The future of Haro Woods will soon be up to Saanich residents.
While councillors this week gave their approval to a land swap with the Capital Regional District, Mayor Frank Leonard says it’ll be up to the public to provide input on how the urban forest is best protected.
“This does not have to be looked after by (Saanich parks staff),” he said. “It could have a much closer relationship with the residents of Cadboro Bay and Gordon Head.”
He offered ideas like a Friends of Haro Woods Society or a Haro Woods stewardship, which could oversee the site according to the neighbourhood’s wishes.
Haro Woods covers three properties currently owned by Saanich, the CRD and the University of Victoria.
As part of the $7.2-million deal, the CRD will receive 1.56 hectares of Saanich’s land to install underground attenuation tanks. They’re purpose is to temporarily store wastewater flows during storms and prevent downstream overflows.
This parcel of land already has sanitary infrastructure on it.
The existing CRD land will become a possession of Saanich.
The CRD board is expected to approve the deal Nov. 9. The public has the opportunity at that time to speak on the land exchange.
Rezoning the different parcels of land – to woodland and utility zoning – requires going before council, during which the public will also be able to provide input.
As well, consultation will occur with area residents on how to best go about protecting and maintaining the land.
If rezoning is approved, and the deal is completed, 96 per cent of Haro Woods will be protected woodland.
“This agreement is as close to a win-win as you can get,” Leonard said.
The deal also includes additional selling of Saanich land (near Hartland landfill) to the CRD, and $1.48 million in cash, which would come from Saanich’s park acquisition fund over eight years.

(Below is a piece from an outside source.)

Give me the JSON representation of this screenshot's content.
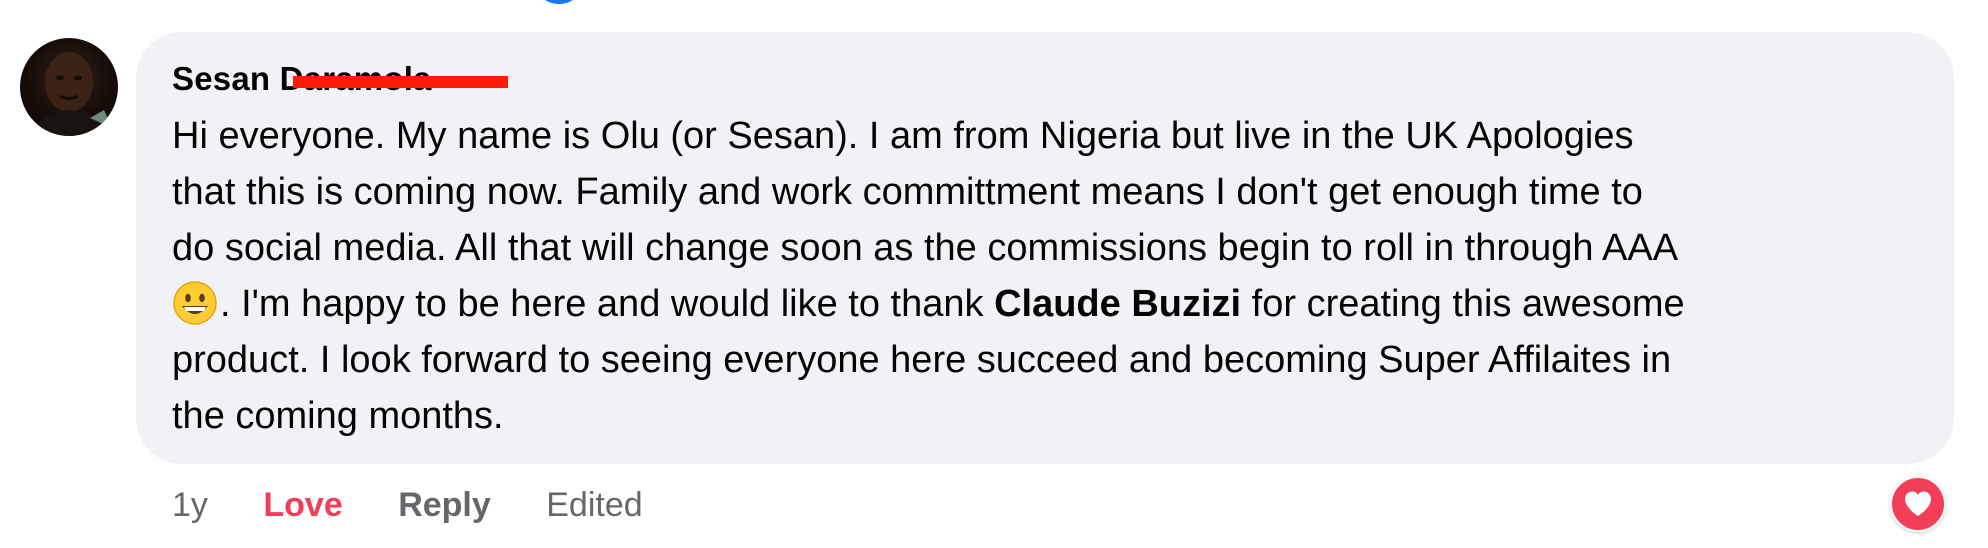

“All of us knew years ago this was the kind of solution we wanted to come up with,” said Coun. Susan Brice, acknowledging Haro Woods protection has been a goal for council and neighbours for two decades. “There’s always been one vision for Haro Woods, and that is to protect it.”